→ **Task details**:
Whenever a line in the material below contains "ruled", copy that line.

→ **Records supplied**:
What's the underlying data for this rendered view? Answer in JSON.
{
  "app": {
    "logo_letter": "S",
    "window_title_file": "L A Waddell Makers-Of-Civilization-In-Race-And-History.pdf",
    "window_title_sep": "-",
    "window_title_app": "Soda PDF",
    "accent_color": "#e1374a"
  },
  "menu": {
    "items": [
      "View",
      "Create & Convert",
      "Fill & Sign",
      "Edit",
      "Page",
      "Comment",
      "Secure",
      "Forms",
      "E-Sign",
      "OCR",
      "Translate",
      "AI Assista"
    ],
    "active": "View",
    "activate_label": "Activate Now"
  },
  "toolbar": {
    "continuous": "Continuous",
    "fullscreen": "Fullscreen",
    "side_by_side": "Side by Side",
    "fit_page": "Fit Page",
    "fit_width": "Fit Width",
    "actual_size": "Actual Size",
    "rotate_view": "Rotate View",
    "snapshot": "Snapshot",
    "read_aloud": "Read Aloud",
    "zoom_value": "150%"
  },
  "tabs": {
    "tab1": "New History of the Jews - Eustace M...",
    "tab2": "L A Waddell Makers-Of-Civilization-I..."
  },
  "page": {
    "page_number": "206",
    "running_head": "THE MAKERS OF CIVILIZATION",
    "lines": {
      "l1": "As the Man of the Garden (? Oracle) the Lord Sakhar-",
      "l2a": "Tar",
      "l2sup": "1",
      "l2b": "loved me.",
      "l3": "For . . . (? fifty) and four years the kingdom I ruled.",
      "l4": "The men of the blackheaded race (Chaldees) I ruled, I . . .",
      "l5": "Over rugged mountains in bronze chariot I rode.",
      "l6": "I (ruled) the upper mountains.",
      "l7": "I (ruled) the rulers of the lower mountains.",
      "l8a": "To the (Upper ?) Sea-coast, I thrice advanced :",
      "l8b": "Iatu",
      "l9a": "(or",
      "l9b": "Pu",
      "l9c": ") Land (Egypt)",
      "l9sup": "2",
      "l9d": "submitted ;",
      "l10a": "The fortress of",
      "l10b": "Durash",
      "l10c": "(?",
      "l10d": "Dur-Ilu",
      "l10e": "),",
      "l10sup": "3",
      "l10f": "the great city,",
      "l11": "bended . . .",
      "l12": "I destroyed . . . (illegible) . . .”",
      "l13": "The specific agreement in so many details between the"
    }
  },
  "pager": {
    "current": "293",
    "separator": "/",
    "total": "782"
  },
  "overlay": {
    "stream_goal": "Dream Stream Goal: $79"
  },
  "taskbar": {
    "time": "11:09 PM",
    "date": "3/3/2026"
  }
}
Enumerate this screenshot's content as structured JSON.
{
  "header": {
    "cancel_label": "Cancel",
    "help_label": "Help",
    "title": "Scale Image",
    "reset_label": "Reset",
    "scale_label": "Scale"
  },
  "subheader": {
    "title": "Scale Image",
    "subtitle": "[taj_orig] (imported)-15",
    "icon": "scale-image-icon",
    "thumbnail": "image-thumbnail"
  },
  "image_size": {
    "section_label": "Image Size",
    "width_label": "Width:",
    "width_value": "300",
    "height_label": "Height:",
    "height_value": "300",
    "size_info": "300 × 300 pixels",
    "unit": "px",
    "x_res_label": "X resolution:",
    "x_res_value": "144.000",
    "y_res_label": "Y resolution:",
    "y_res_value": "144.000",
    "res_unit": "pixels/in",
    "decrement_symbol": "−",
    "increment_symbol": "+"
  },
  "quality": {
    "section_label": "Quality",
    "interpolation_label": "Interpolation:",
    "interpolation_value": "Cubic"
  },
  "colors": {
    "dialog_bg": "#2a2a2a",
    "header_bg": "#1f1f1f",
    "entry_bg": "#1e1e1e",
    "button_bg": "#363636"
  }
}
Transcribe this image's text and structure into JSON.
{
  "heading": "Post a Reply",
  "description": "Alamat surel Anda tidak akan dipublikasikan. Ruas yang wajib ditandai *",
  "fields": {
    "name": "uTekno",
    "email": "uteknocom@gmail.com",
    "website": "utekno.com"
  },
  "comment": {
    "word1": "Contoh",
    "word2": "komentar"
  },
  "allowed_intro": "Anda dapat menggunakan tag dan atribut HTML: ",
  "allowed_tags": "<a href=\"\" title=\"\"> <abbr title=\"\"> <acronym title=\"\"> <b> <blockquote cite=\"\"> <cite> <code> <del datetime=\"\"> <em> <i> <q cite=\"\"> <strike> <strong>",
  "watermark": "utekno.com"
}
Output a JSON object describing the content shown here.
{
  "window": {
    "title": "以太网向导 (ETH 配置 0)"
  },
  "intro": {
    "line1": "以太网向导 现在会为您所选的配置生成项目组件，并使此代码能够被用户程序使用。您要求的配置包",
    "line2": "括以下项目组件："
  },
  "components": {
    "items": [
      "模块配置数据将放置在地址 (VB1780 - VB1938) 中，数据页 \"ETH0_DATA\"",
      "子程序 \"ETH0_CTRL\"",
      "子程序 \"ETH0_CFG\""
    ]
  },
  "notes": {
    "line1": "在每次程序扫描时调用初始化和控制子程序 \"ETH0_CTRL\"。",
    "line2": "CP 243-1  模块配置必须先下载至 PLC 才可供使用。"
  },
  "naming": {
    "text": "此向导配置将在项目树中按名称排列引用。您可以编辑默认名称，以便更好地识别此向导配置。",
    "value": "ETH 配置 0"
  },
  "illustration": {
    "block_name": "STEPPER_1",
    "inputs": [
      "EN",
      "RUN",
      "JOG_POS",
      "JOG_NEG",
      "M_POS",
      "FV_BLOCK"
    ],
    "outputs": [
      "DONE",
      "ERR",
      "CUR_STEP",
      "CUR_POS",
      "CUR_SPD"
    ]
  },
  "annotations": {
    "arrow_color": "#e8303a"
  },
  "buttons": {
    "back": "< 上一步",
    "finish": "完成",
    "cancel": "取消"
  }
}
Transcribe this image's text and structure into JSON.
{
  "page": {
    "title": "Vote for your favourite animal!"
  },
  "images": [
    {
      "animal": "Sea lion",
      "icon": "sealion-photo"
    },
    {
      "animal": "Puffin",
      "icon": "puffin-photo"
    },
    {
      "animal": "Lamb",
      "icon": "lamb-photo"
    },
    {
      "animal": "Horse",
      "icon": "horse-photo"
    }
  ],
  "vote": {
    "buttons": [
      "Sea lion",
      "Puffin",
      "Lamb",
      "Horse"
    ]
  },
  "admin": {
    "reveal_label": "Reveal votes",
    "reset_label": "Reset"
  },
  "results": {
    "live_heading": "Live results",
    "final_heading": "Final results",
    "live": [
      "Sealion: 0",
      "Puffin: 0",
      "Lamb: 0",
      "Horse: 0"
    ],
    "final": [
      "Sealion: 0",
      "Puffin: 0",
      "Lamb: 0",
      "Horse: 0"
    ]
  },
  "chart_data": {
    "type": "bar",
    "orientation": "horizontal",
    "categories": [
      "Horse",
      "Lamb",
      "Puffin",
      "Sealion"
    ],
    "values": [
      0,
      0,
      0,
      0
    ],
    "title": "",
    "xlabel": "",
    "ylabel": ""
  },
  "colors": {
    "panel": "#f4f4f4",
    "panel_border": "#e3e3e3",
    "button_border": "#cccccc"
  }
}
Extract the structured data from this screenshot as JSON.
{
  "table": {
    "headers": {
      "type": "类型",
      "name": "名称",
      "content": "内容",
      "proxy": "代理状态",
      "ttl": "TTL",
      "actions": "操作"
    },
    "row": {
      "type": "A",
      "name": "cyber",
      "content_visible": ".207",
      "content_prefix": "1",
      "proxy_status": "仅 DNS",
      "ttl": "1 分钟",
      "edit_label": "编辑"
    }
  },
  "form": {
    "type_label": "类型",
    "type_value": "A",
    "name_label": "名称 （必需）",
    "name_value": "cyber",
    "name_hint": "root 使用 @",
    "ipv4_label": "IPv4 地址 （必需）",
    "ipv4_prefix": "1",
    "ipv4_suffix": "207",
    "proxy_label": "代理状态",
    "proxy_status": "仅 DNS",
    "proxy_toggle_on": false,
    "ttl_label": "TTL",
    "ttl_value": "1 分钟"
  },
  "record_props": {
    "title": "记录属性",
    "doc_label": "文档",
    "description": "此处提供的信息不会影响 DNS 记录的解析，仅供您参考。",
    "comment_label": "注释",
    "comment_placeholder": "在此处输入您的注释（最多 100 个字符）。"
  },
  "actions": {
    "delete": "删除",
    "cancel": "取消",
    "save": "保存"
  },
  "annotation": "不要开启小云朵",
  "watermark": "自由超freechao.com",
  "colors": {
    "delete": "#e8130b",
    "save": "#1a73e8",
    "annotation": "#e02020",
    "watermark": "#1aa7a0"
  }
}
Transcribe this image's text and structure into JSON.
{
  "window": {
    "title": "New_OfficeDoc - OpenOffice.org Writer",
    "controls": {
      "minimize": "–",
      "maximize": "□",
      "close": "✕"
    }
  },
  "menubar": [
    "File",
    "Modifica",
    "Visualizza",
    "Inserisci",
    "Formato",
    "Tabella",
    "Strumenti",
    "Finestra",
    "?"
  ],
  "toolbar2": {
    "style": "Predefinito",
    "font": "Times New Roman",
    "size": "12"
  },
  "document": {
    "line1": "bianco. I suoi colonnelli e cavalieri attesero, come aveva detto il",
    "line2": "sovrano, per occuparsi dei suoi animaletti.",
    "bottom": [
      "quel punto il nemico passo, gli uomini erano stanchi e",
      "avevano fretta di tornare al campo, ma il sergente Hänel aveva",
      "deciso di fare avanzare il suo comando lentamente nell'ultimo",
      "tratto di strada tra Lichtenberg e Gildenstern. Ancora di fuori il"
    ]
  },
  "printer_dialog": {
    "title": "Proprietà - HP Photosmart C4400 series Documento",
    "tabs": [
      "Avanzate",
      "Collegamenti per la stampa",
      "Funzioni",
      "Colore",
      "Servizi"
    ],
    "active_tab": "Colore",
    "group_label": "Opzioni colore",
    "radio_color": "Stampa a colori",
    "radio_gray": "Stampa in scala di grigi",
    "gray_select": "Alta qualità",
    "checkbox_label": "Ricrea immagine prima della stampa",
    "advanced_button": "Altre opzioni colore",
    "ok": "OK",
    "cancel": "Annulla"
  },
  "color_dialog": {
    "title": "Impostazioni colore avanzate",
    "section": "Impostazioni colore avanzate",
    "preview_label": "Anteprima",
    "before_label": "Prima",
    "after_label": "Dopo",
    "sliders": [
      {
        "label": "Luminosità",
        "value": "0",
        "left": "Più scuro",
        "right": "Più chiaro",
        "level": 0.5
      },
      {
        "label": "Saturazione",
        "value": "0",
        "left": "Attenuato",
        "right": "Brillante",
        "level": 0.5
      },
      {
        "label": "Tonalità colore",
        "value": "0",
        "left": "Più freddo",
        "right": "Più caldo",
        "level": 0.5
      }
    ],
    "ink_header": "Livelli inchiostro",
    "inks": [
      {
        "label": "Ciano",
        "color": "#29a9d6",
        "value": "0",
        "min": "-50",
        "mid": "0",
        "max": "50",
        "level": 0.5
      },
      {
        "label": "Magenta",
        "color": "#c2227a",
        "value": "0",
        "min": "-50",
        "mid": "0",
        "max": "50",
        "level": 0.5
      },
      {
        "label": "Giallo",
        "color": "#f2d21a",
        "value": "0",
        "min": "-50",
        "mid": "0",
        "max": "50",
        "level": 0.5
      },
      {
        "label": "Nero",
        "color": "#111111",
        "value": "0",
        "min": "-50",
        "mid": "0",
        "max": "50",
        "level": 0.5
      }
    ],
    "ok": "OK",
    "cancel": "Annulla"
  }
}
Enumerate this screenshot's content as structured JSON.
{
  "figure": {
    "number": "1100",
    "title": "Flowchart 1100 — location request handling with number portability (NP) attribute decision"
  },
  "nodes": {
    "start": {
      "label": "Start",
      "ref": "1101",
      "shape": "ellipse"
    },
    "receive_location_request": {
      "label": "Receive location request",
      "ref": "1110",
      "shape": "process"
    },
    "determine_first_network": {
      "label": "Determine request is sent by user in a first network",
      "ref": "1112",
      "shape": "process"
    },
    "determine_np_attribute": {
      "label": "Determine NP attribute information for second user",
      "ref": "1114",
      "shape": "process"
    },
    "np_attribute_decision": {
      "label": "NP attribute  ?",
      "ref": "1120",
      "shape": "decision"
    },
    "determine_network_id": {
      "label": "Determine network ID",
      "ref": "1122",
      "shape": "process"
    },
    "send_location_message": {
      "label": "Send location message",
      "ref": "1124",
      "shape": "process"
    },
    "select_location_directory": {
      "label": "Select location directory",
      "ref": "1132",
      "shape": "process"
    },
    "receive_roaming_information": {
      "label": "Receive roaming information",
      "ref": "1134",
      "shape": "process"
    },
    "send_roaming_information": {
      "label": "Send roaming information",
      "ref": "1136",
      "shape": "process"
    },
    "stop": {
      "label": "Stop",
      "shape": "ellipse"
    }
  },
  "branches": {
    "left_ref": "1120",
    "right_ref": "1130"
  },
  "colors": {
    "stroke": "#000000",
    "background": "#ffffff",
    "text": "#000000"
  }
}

→ **Solution for this task**:
      "l3": "For . . . (? fifty) and four years the kingdom I ruled.",
      "l4": "The men of the blackheaded race (Chaldees) I ruled, I . . .",
      "l6": "I (ruled) the upper mountains.",
      "l7": "I (ruled) the rulers of the lower mountains.",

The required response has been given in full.